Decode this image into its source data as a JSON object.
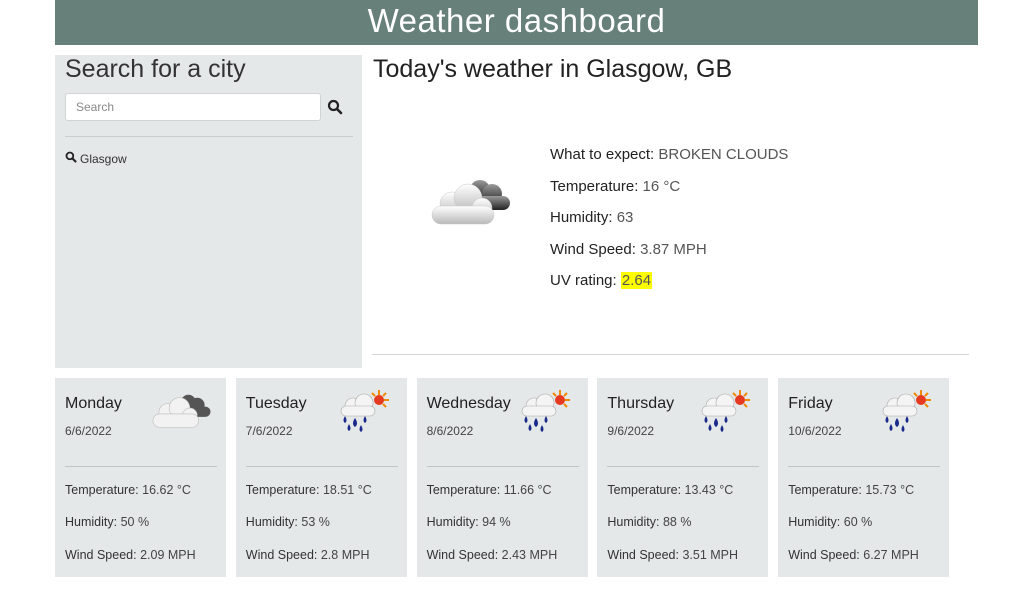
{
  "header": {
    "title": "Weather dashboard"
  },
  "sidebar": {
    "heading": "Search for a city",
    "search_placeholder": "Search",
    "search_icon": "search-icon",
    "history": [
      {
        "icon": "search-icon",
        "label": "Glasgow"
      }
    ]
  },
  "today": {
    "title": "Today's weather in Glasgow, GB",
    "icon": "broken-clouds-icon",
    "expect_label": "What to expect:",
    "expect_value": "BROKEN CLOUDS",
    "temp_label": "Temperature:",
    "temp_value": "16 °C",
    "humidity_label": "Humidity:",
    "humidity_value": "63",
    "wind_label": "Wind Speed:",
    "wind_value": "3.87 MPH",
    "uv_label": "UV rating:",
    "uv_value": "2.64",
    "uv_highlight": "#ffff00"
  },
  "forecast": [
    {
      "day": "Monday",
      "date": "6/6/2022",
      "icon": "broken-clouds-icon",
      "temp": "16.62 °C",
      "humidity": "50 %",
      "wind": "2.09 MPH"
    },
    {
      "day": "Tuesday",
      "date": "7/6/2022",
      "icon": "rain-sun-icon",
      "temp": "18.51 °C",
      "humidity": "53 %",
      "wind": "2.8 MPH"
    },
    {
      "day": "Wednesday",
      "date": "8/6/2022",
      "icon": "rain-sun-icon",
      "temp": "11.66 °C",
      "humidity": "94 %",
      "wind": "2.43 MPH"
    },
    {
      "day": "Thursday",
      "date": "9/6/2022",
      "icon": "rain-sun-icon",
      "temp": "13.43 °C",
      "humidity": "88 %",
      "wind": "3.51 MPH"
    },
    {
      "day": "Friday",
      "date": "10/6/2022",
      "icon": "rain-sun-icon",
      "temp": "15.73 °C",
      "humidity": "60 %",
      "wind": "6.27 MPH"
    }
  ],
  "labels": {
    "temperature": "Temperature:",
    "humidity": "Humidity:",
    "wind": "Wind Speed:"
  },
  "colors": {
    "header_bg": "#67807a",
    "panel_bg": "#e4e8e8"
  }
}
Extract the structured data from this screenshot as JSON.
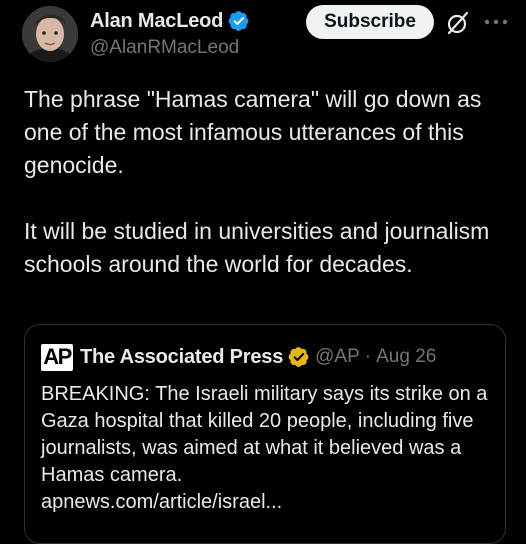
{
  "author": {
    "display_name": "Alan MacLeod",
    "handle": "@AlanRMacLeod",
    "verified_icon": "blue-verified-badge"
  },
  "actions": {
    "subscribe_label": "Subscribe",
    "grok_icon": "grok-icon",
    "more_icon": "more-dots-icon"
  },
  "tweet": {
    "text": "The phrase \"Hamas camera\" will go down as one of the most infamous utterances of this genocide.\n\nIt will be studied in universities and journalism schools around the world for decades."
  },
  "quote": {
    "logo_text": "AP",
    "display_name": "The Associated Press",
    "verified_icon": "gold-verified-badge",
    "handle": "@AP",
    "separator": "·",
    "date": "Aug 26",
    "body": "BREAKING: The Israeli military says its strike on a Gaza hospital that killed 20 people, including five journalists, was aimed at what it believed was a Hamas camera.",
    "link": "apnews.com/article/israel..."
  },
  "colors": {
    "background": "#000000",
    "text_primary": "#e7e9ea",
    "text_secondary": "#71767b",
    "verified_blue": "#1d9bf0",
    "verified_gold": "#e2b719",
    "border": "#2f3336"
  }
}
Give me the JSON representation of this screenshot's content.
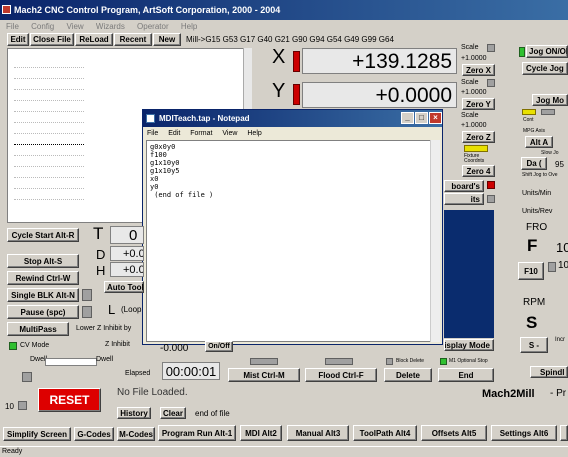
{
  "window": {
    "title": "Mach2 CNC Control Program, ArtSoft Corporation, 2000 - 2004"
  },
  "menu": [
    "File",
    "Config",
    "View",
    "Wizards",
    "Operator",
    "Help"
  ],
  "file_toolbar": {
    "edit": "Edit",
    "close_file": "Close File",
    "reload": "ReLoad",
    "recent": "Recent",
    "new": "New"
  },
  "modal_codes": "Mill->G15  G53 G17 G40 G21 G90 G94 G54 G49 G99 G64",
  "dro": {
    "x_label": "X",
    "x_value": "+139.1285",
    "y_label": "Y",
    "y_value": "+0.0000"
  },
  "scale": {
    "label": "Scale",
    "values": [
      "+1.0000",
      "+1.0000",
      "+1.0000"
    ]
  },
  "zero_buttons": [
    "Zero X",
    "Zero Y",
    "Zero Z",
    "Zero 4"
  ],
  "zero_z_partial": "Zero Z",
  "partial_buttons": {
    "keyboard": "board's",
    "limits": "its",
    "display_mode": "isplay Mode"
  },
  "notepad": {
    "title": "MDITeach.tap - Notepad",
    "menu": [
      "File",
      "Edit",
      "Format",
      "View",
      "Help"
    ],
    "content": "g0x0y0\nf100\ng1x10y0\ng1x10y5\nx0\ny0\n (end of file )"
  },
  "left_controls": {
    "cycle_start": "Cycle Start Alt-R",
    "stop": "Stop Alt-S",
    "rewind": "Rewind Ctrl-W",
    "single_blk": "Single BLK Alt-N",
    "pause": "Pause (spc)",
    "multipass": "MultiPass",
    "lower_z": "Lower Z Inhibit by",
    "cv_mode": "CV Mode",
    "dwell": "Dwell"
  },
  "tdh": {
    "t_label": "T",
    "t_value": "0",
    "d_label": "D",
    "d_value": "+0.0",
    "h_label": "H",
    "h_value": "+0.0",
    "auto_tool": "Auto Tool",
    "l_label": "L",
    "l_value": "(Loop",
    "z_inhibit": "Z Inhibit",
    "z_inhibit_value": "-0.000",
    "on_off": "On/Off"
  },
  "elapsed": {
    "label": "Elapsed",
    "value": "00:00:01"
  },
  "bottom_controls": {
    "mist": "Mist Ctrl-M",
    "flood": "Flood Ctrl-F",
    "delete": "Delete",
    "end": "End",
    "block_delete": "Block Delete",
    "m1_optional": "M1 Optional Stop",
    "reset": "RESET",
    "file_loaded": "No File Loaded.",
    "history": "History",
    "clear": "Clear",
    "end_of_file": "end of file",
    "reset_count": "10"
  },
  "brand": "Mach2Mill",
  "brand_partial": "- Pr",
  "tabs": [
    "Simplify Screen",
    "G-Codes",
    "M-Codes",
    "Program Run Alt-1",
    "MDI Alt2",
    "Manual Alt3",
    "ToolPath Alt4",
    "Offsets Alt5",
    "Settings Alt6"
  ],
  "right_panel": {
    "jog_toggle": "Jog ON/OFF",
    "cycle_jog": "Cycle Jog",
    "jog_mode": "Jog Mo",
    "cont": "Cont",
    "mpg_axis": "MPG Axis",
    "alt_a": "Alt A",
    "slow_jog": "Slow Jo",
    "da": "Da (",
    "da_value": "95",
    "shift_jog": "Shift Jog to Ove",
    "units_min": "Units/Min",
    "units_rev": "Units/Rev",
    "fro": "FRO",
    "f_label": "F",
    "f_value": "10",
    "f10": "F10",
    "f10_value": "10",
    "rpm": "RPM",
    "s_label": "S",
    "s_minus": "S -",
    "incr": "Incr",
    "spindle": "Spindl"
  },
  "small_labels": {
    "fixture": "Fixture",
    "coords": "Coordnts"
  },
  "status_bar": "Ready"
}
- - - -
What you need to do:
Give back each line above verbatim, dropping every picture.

Answer box:
Decode this image into its source data as a JSON object.
{
  "header": {
    "title": "Weather dashboard"
  },
  "sidebar": {
    "heading": "Search for a city",
    "search_placeholder": "Search",
    "search_icon": "search-icon",
    "history": [
      {
        "icon": "search-icon",
        "label": "Glasgow"
      }
    ]
  },
  "today": {
    "title": "Today's weather in Glasgow, GB",
    "icon": "broken-clouds-icon",
    "expect_label": "What to expect:",
    "expect_value": "BROKEN CLOUDS",
    "temp_label": "Temperature:",
    "temp_value": "16 °C",
    "humidity_label": "Humidity:",
    "humidity_value": "63",
    "wind_label": "Wind Speed:",
    "wind_value": "3.87 MPH",
    "uv_label": "UV rating:",
    "uv_value": "2.64",
    "uv_highlight": "#ffff00"
  },
  "forecast": [
    {
      "day": "Monday",
      "date": "6/6/2022",
      "icon": "broken-clouds-icon",
      "temp": "16.62 °C",
      "humidity": "50 %",
      "wind": "2.09 MPH"
    },
    {
      "day": "Tuesday",
      "date": "7/6/2022",
      "icon": "rain-sun-icon",
      "temp": "18.51 °C",
      "humidity": "53 %",
      "wind": "2.8 MPH"
    },
    {
      "day": "Wednesday",
      "date": "8/6/2022",
      "icon": "rain-sun-icon",
      "temp": "11.66 °C",
      "humidity": "94 %",
      "wind": "2.43 MPH"
    },
    {
      "day": "Thursday",
      "date": "9/6/2022",
      "icon": "rain-sun-icon",
      "temp": "13.43 °C",
      "humidity": "88 %",
      "wind": "3.51 MPH"
    },
    {
      "day": "Friday",
      "date": "10/6/2022",
      "icon": "rain-sun-icon",
      "temp": "15.73 °C",
      "humidity": "60 %",
      "wind": "6.27 MPH"
    }
  ],
  "labels": {
    "temperature": "Temperature:",
    "humidity": "Humidity:",
    "wind": "Wind Speed:"
  },
  "colors": {
    "header_bg": "#67807a",
    "panel_bg": "#e4e8e8"
  }
}
Extract the structured data from this screenshot as JSON.
{
  "author": {
    "display_name": "Alan MacLeod",
    "handle": "@AlanRMacLeod",
    "verified_icon": "blue-verified-badge"
  },
  "actions": {
    "subscribe_label": "Subscribe",
    "grok_icon": "grok-icon",
    "more_icon": "more-dots-icon"
  },
  "tweet": {
    "text": "The phrase \"Hamas camera\" will go down as one of the most infamous utterances of this genocide.\n\nIt will be studied in universities and journalism schools around the world for decades."
  },
  "quote": {
    "logo_text": "AP",
    "display_name": "The Associated Press",
    "verified_icon": "gold-verified-badge",
    "handle": "@AP",
    "separator": "·",
    "date": "Aug 26",
    "body": "BREAKING: The Israeli military says its strike on a Gaza hospital that killed 20 people, including five journalists, was aimed at what it believed was a Hamas camera.",
    "link": "apnews.com/article/israel..."
  },
  "colors": {
    "background": "#000000",
    "text_primary": "#e7e9ea",
    "text_secondary": "#71767b",
    "verified_blue": "#1d9bf0",
    "verified_gold": "#e2b719",
    "border": "#2f3336"
  }
}
Give me the JSON representation of this screenshot's content.
{
  "window": {
    "title": "Mach2 CNC Control Program, ArtSoft Corporation, 2000 - 2004"
  },
  "menu": [
    "File",
    "Config",
    "View",
    "Wizards",
    "Operator",
    "Help"
  ],
  "file_toolbar": {
    "edit": "Edit",
    "close_file": "Close File",
    "reload": "ReLoad",
    "recent": "Recent",
    "new": "New"
  },
  "modal_codes": "Mill->G15  G53 G17 G40 G21 G90 G94 G54 G49 G99 G64",
  "dro": {
    "x_label": "X",
    "x_value": "+139.1285",
    "y_label": "Y",
    "y_value": "+0.0000"
  },
  "scale": {
    "label": "Scale",
    "values": [
      "+1.0000",
      "+1.0000",
      "+1.0000"
    ]
  },
  "zero_buttons": [
    "Zero X",
    "Zero Y",
    "Zero Z",
    "Zero 4"
  ],
  "zero_z_partial": "Zero Z",
  "partial_buttons": {
    "keyboard": "board's",
    "limits": "its",
    "display_mode": "isplay Mode"
  },
  "notepad": {
    "title": "MDITeach.tap - Notepad",
    "menu": [
      "File",
      "Edit",
      "Format",
      "View",
      "Help"
    ],
    "content": "g0x0y0\nf100\ng1x10y0\ng1x10y5\nx0\ny0\n (end of file )"
  },
  "left_controls": {
    "cycle_start": "Cycle Start Alt-R",
    "stop": "Stop Alt-S",
    "rewind": "Rewind Ctrl-W",
    "single_blk": "Single BLK Alt-N",
    "pause": "Pause (spc)",
    "multipass": "MultiPass",
    "lower_z": "Lower Z Inhibit by",
    "cv_mode": "CV Mode",
    "dwell": "Dwell"
  },
  "tdh": {
    "t_label": "T",
    "t_value": "0",
    "d_label": "D",
    "d_value": "+0.0",
    "h_label": "H",
    "h_value": "+0.0",
    "auto_tool": "Auto Tool",
    "l_label": "L",
    "l_value": "(Loop",
    "z_inhibit": "Z Inhibit",
    "z_inhibit_value": "-0.000",
    "on_off": "On/Off"
  },
  "elapsed": {
    "label": "Elapsed",
    "value": "00:00:01"
  },
  "bottom_controls": {
    "mist": "Mist Ctrl-M",
    "flood": "Flood Ctrl-F",
    "delete": "Delete",
    "end": "End",
    "block_delete": "Block Delete",
    "m1_optional": "M1 Optional Stop",
    "reset": "RESET",
    "file_loaded": "No File Loaded.",
    "history": "History",
    "clear": "Clear",
    "end_of_file": "end of file",
    "reset_count": "10"
  },
  "brand": "Mach2Mill",
  "brand_partial": "- Pr",
  "tabs": [
    "Simplify Screen",
    "G-Codes",
    "M-Codes",
    "Program Run Alt-1",
    "MDI Alt2",
    "Manual Alt3",
    "ToolPath Alt4",
    "Offsets Alt5",
    "Settings Alt6"
  ],
  "right_panel": {
    "jog_toggle": "Jog ON/OFF",
    "cycle_jog": "Cycle Jog",
    "jog_mode": "Jog Mo",
    "cont": "Cont",
    "mpg_axis": "MPG Axis",
    "alt_a": "Alt A",
    "slow_jog": "Slow Jo",
    "da": "Da (",
    "da_value": "95",
    "shift_jog": "Shift Jog to Ove",
    "units_min": "Units/Min",
    "units_rev": "Units/Rev",
    "fro": "FRO",
    "f_label": "F",
    "f_value": "10",
    "f10": "F10",
    "f10_value": "10",
    "rpm": "RPM",
    "s_label": "S",
    "s_minus": "S -",
    "incr": "Incr",
    "spindle": "Spindl"
  },
  "small_labels": {
    "fixture": "Fixture",
    "coords": "Coordnts"
  },
  "status_bar": "Ready"
}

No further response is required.